In order to reduce the actin-DNase I interaction and the subsequent inhibition of DNase I activity by actin, we developed alidornase alfa by chemically modifying the enzyme forming an actin inhibition resistant DNase I. This novel treatment candidate may result in improved lung function and decreased incidence of recurrent infections in patients. Thus, we believe there is the potential that our recombinant form of the enzyme will demonstrate significantly enhanced efficacy in CF patients when compared to the currently approved DNase treatment, Pulmozyme® (dornase alfa).

Many CF treatments are only available to treat particular mutations. Alidornase alfa is being developed for all CF patients regardless of their mutation. 

Alidornase alfa (PRX-110) remains active

Actin, a potent inhibitor of DNase I, is found in high concentration in CF patients’ sputum.  As demonstrated in Figure 1, the activity of alidornase alfa, as demonstrated in in vitro studies, remains almost with no change in the relevant actin concentration found in CF patients, while Pulmozyme® is degraded significantly.

Reduction in Mucus Viscosity

Alidornase alfa has demonstrated improved disease parameters in human model sputum testing compared to Pulmozyme®. In particular, alidornase alfa has demonstrated a greater reduction in mucus viscosity in human sputum samples when compared to the currently marketed product.

significant inhibition of Pseudomonas Aeruginosa

In an in vitro study, alidornase alfa demonstrated a significant inhibition of Pseudomonas Aeruginosa, with alidornase alfa treated colonies reduced by over 50%, compared to baseline.
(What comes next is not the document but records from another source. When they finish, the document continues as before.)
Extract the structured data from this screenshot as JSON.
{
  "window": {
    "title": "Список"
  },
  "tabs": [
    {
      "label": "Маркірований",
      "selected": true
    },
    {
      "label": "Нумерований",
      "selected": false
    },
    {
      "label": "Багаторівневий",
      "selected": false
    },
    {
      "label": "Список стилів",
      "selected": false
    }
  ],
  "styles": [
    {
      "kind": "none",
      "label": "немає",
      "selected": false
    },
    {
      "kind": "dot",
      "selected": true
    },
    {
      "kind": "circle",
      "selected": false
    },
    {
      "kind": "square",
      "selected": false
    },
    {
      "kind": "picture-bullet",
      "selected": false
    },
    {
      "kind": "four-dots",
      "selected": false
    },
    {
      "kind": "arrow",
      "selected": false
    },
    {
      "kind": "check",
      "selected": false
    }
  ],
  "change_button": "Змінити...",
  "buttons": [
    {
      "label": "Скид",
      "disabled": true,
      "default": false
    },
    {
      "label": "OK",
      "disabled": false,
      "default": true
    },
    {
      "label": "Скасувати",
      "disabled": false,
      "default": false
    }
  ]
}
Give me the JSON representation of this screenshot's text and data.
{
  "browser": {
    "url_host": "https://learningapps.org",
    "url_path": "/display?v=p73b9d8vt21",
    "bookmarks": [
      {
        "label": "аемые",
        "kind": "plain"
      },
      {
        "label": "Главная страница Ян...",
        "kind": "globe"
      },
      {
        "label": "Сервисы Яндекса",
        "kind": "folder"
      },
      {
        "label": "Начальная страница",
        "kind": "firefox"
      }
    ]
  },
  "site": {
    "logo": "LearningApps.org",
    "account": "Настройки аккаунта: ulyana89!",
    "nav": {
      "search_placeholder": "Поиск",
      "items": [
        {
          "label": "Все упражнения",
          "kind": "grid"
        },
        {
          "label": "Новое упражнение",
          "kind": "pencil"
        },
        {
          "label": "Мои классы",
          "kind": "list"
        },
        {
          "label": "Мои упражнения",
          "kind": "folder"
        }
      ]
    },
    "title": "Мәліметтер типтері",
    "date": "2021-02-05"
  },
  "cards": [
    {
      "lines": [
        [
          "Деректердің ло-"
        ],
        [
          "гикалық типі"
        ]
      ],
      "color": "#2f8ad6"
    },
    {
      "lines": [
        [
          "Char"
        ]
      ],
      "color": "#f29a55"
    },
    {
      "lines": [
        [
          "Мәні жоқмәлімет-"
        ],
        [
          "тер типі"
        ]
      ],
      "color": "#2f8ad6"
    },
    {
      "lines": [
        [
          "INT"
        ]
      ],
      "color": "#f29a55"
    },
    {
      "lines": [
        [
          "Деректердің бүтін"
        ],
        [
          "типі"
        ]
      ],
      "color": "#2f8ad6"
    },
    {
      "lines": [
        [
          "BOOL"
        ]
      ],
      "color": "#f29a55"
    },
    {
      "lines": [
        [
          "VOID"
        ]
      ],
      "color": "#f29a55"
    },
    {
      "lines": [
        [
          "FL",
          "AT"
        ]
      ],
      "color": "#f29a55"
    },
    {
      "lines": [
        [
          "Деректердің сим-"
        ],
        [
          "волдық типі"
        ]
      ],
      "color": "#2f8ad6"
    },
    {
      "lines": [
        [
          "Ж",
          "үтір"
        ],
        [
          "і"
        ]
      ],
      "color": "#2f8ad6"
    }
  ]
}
Pseudomonas, strains of bacteria that are widely found in the environment, are a major cause of lung infections in CF patients. Chronic pulmonary infection is a leading cause of morbidity and mortality in CF patients, despite the aggressive use of antibiotics, and Pseudomonas is the most prevalent organism in the airway colonization of CF patients.

Clinically meaningful lung function improvement

Phase I
We have completed a phase I clinical trial with 18 healthy volunteers. Alidornase alfa was found to be safe and tolerable.

Phase II
Our phase II trial was a 28-day switch-over study of 16 CF patients. These patients, each of which was previously treated with Pulmozyme®, underwent a two-week “washout” period whereby they received no DNase I treatment, and then were treated with received alidornase alfa via inhalation for four weeks. The trial was intended to evaluate the safety and efficacy of alidornase alfa.

The primary efficacy results of the phase II trial show that treatment with alidornase alfa resulted in clinically meaningful lung function improvement, as demonstrated by a mean absolute increase in the percent predicted forced expiratory volume in one second (ppFEV1) of 3.4 points from baseline (immediately prior to alidornase alfa treatment). A mean absolute increase in ppFEV1 of 3.3 points was also observed in patients participating in the trial when compared to measurements taken from patients before the switch from Pulmozyme® to alidornase alfa.

These lung function tests were performed via spirometry. Patients had to inhale deeply and forcefully exhale into a special device called a spirometer. The measurement parameter used was forced expiratory volume in one second (FEV1), a measurement of how much air can be exhaled in one second following deep inhalation. ppFEV1 demonstrates this measurement based on the FEV1 of healthy, non-smoking people of the same age, height and gender.

In this trial, we saw a correlation between improvement in sputa parameters and pulmonary function. Alidornase alfa was well tolerated. No serious adverse events were reported, and all adverse events that occurred during the study were mild and transient in nature.